I just kind of dawned on me but I don't think that most religions outside of Christianity and maybe Islam, consider their religion to be a "faith". Meaning "a hope, that I believe in".
I'm sure someone will correct me on that. Not sure.
I couldn't think of anything witty to say so I left this blank.
these folks weren't exploring their faiths were they? I have seen tice's Amish work but he was not Amish. There are tons of outside looking in portfolios but I am looking for people on the inside doing it exploring their own faith.
Originally Posted by donbga
Technological society has succeeded in multiplying the opportunities for pleasure, but it has great difficulty in generating joy. Pope Paul VI
So, I think the "greats" were true to their visions, once their visions no longer sucked. Ralph Barker 12/2004
Just to clarify things, are you euphemistically calling a religion a "faith"? It seems to me that a faith is an individual's experience or belief that may or may not exist within the confines of an organized religion. Whereas adherants of an organized religion may not have faith those who do not embrace an organized religion may have the greater actual faith.

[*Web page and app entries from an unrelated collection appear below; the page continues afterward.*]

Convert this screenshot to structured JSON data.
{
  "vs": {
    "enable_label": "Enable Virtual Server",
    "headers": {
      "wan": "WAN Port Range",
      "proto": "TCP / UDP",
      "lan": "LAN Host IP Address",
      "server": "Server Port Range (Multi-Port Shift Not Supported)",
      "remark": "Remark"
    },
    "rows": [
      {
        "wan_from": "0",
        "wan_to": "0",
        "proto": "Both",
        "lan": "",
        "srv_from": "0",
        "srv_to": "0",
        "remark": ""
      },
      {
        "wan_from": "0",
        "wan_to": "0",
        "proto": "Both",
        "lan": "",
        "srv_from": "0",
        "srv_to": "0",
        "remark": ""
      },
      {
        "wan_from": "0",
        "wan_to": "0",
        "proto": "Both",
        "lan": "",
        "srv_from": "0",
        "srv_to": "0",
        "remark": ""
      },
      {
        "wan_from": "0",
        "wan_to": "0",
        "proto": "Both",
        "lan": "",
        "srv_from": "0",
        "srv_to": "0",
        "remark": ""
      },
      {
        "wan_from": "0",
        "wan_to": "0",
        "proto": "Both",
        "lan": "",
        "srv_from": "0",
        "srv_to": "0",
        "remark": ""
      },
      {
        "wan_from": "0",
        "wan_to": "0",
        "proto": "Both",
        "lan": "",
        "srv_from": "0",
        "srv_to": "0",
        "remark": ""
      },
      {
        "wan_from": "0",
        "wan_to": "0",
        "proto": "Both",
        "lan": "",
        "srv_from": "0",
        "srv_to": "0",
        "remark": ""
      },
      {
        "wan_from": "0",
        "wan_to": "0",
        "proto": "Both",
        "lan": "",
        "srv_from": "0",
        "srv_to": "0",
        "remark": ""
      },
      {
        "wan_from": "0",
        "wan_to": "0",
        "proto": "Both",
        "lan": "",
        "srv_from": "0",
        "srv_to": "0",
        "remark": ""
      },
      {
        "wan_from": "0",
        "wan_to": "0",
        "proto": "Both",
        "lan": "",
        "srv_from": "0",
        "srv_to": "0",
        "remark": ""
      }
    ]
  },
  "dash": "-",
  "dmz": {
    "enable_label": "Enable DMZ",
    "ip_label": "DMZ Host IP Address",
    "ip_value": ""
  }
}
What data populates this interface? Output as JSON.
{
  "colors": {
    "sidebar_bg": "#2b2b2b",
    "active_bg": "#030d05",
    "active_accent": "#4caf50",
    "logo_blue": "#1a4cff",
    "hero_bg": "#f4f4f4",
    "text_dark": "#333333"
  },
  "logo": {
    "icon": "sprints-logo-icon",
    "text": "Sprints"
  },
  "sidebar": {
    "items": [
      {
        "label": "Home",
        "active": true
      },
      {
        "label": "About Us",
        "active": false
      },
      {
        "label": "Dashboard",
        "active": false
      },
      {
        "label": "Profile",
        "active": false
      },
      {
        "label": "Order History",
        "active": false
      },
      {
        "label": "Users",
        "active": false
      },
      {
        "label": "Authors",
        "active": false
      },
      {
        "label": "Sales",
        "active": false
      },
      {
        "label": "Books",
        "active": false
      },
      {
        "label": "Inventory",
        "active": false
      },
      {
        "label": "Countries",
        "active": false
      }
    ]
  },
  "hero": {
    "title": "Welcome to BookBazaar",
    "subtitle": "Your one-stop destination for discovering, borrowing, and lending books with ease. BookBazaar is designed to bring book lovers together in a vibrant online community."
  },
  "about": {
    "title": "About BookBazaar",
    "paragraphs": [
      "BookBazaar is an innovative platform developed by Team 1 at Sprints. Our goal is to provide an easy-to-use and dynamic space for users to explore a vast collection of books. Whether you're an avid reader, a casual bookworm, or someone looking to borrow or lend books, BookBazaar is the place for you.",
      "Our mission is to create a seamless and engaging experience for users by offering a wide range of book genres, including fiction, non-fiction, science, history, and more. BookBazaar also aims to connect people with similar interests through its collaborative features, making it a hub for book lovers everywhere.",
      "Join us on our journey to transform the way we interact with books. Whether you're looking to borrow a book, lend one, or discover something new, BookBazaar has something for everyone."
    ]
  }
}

The two are separate and distinct in my perspective.
Originally Posted by mark
I am just trying to gain clarity on what it is that you want to do.
Just for the record, Merriam Webster defines "faith":
Originally Posted by Donald Miller
2 a (1) : belief and trust in and loyalty to God (2) : belief in the traditional doctrines of a religion b (1) : firm belief in something for which there is no proof (2) : complete trust
3 : something that is believed especially with strong conviction; especially : a system of religious beliefs
Can't speak for Islam, but Christians often use "faith" as a synonym for religion; i.e., "marrying within one's own faith".
All that being said, Donald asks a good question.